## WHAT THE TASK REQUIRES
Every record shown here must be duplicated without change.

## GIVEN RECORDS
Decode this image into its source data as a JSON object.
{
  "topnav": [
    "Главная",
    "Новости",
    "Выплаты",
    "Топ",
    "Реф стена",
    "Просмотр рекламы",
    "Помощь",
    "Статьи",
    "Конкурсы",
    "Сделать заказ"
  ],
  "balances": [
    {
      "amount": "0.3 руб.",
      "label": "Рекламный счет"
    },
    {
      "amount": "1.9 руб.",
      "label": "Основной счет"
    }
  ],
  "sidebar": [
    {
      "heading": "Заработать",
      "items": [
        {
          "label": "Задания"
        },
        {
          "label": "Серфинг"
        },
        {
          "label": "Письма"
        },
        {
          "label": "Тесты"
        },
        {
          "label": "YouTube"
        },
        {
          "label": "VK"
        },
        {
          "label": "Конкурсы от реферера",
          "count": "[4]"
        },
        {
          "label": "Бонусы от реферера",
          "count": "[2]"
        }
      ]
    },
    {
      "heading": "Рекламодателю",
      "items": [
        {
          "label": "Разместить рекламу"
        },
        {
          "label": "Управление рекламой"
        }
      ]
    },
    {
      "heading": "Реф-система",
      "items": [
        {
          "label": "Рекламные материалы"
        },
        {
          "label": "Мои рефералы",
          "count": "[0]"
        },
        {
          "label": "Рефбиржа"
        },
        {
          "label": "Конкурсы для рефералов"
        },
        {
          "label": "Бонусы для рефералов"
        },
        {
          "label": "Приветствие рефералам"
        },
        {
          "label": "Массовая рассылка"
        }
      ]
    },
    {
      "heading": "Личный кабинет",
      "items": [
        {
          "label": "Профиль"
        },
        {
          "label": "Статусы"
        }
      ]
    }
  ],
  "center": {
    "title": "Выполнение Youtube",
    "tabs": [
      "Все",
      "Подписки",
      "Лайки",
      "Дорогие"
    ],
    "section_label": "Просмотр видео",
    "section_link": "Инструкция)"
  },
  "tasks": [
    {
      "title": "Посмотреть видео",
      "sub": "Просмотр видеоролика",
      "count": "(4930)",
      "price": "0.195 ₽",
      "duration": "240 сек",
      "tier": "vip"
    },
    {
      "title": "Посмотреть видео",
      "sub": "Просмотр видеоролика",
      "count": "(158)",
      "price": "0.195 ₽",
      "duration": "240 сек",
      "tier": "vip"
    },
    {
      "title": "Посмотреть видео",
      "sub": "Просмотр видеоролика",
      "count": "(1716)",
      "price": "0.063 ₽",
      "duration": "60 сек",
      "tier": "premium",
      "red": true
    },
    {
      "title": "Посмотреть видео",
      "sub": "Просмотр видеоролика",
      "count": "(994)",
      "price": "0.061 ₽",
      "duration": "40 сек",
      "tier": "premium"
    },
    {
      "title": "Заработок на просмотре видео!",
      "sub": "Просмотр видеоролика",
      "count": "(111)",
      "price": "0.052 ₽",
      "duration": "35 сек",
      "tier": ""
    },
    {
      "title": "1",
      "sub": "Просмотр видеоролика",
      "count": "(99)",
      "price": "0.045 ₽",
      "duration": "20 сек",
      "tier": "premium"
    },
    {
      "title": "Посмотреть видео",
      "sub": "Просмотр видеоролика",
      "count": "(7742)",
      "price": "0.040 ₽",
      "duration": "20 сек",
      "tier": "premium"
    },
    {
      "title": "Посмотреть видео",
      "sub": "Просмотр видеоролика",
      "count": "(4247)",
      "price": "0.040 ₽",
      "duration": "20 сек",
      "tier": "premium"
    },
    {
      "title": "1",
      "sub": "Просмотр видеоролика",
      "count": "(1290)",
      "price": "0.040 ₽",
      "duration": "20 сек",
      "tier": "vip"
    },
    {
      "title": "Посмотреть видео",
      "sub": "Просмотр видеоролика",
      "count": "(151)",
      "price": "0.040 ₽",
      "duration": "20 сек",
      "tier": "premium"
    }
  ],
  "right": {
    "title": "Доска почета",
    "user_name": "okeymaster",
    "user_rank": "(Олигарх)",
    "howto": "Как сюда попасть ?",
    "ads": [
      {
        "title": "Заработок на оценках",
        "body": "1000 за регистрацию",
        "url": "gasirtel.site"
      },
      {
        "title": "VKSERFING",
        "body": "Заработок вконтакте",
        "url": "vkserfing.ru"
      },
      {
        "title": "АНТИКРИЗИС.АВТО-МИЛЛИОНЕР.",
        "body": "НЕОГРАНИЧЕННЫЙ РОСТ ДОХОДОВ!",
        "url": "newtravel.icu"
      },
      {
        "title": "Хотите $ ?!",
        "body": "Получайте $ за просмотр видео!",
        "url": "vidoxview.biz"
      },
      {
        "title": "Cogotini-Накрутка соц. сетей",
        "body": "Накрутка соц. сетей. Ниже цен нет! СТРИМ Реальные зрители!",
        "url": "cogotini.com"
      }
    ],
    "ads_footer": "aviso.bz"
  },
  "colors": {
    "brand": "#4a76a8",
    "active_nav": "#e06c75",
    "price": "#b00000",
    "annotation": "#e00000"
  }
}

## ANSWER FOR THE TASK
Decode this image into its source data as a JSON object.
{
  "topnav": [
    "Главная",
    "Новости",
    "Выплаты",
    "Топ",
    "Реф стена",
    "Просмотр рекламы",
    "Помощь",
    "Статьи",
    "Конкурсы",
    "Сделать заказ"
  ],
  "balances": [
    {
      "amount": "0.3 руб.",
      "label": "Рекламный счет"
    },
    {
      "amount": "1.9 руб.",
      "label": "Основной счет"
    }
  ],
  "sidebar": [
    {
      "heading": "Заработать",
      "items": [
        {
          "label": "Задания"
        },
        {
          "label": "Серфинг"
        },
        {
          "label": "Письма"
        },
        {
          "label": "Тесты"
        },
        {
          "label": "YouTube"
        },
        {
          "label": "VK"
        },
        {
          "label": "Конкурсы от реферера",
          "count": "[4]"
        },
        {
          "label": "Бонусы от реферера",
          "count": "[2]"
        }
      ]
    },
    {
      "heading": "Рекламодателю",
      "items": [
        {
          "label": "Разместить рекламу"
        },
        {
          "label": "Управление рекламой"
        }
      ]
    },
    {
      "heading": "Реф-система",
      "items": [
        {
          "label": "Рекламные материалы"
        },
        {
          "label": "Мои рефералы",
          "count": "[0]"
        },
        {
          "label": "Рефбиржа"
        },
        {
          "label": "Конкурсы для рефералов"
        },
        {
          "label": "Бонусы для рефералов"
        },
        {
          "label": "Приветствие рефералам"
        },
        {
          "label": "Массовая рассылка"
        }
      ]
    },
    {
      "heading": "Личный кабинет",
      "items": [
        {
          "label": "Профиль"
        },
        {
          "label": "Статусы"
        }
      ]
    }
  ],
  "center": {
    "title": "Выполнение Youtube",
    "tabs": [
      "Все",
      "Подписки",
      "Лайки",
      "Дорогие"
    ],
    "section_label": "Просмотр видео",
    "section_link": "Инструкция)"
  },
  "tasks": [
    {
      "title": "Посмотреть видео",
      "sub": "Просмотр видеоролика",
      "count": "(4930)",
      "price": "0.195 ₽",
      "duration": "240 сек",
      "tier": "vip"
    },
    {
      "title": "Посмотреть видео",
      "sub": "Просмотр видеоролика",
      "count": "(158)",
      "price": "0.195 ₽",
      "duration": "240 сек",
      "tier": "vip"
    },
    {
      "title": "Посмотреть видео",
      "sub": "Просмотр видеоролика",
      "count": "(1716)",
      "price": "0.063 ₽",
      "duration": "60 сек",
      "tier": "premium",
      "red": true
    },
    {
      "title": "Посмотреть видео",
      "sub": "Просмотр видеоролика",
      "count": "(994)",
      "price": "0.061 ₽",
      "duration": "40 сек",
      "tier": "premium"
    },
    {
      "title": "Заработок на просмотре видео!",
      "sub": "Просмотр видеоролика",
      "count": "(111)",
      "price": "0.052 ₽",
      "duration": "35 сек",
      "tier": ""
    },
    {
      "title": "1",
      "sub": "Просмотр видеоролика",
      "count": "(99)",
      "price": "0.045 ₽",
      "duration": "20 сек",
      "tier": "premium"
    },
    {
      "title": "Посмотреть видео",
      "sub": "Просмотр видеоролика",
      "count": "(7742)",
      "price": "0.040 ₽",
      "duration": "20 сек",
      "tier": "premium"
    },
    {
      "title": "Посмотреть видео",
      "sub": "Просмотр видеоролика",
      "count": "(4247)",
      "price": "0.040 ₽",
      "duration": "20 сек",
      "tier": "premium"
    },
    {
      "title": "1",
      "sub": "Просмотр видеоролика",
      "count": "(1290)",
      "price": "0.040 ₽",
      "duration": "20 сек",
      "tier": "vip"
    },
    {
      "title": "Посмотреть видео",
      "sub": "Просмотр видеоролика",
      "count": "(151)",
      "price": "0.040 ₽",
      "duration": "20 сек",
      "tier": "premium"
    }
  ],
  "right": {
    "title": "Доска почета",
    "user_name": "okeymaster",
    "user_rank": "(Олигарх)",
    "howto": "Как сюда попасть ?",
    "ads": [
      {
        "title": "Заработок на оценках",
        "body": "1000 за регистрацию",
        "url": "gasirtel.site"
      },
      {
        "title": "VKSERFING",
        "body": "Заработок вконтакте",
        "url": "vkserfing.ru"
      },
      {
        "title": "АНТИКРИЗИС.АВТО-МИЛЛИОНЕР.",
        "body": "НЕОГРАНИЧЕННЫЙ РОСТ ДОХОДОВ!",
        "url": "newtravel.icu"
      },
      {
        "title": "Хотите $ ?!",
        "body": "Получайте $ за просмотр видео!",
        "url": "vidoxview.biz"
      },
      {
        "title": "Cogotini-Накрутка соц. сетей",
        "body": "Накрутка соц. сетей. Ниже цен нет! СТРИМ Реальные зрители!",
        "url": "cogotini.com"
      }
    ],
    "ads_footer": "aviso.bz"
  },
  "colors": {
    "brand": "#4a76a8",
    "active_nav": "#e06c75",
    "price": "#b00000",
    "annotation": "#e00000"
  }
}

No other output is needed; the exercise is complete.